When I was offered her own plot at the local urban community garden, I thought it would be fun to invite other families to learn to grow food together. As an environmental educator, I knew that for toddlers and preschoolers, digging in the dirt and growing plants for food could plant seeds for a lifelong love of exploring the wonder of nature, hands-on science inquiry, environmental stewardship and joy in healthy eating.
As we gardened, I noticed what questions children and their parents had, and how they found the answers together. I wrote the picture book How to Say Hello to A Worm: A First Guide to Outside to inspire more kids and their parents to get their hands dirty.
How to Say Hello to a Worm: A First Guide to Outside will be released Feb. 22, 2022, and is now available for pre-order.
When I was little, my favorite pages of any coloring book were the blank endpapers. There, I could draw whatever stories I dreamed up. When I got bigger, I studied at the School of the Art Institute of Chicago. The woodcut printmaking I studied there drives my illustration style.
After earning my Master’s in Environmental Science and Science Teaching at Antioch New England Graduate School, I taught science in public schools for several years. I am writing and illustrating books on science inquiry, nature, how children can get involved in citizen science, and picture book biographies of activists and scientists. I also lead workshops making masks and banners for parades with Wonderland Spectacle Company, I lead the Early Birds’ Garden Club for pre-schoolers at the community garden, and lots of other stuff. I live with my husband and two children, close enough to the subway to get around Boston, but also close enough to a giant waterfall to visit often for inspiration.

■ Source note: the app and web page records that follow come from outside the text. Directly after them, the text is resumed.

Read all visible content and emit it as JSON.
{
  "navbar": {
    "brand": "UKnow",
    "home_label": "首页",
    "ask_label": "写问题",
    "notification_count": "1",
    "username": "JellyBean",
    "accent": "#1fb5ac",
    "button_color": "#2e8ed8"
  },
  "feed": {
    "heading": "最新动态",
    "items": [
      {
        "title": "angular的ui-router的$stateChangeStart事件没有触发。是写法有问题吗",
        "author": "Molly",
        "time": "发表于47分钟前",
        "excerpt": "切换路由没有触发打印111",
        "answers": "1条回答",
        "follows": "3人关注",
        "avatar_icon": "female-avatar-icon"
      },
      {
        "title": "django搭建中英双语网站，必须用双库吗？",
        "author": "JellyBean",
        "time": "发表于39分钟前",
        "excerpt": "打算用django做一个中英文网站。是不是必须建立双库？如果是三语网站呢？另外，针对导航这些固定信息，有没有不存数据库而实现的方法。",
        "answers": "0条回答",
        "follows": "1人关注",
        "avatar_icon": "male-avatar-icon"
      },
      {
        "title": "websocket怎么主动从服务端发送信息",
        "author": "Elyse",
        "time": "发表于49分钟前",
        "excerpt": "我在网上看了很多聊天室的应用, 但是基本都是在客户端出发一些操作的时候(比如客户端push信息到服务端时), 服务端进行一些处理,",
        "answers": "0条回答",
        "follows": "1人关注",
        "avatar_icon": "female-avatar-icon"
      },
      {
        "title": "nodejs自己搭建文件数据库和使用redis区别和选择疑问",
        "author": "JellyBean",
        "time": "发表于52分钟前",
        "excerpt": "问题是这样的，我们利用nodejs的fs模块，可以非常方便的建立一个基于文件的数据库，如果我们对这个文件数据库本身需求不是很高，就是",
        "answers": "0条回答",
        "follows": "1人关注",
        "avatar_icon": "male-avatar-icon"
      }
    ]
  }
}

And my heart still skips a beat when I see a blank page for drawing on.
Photos: Greg Cook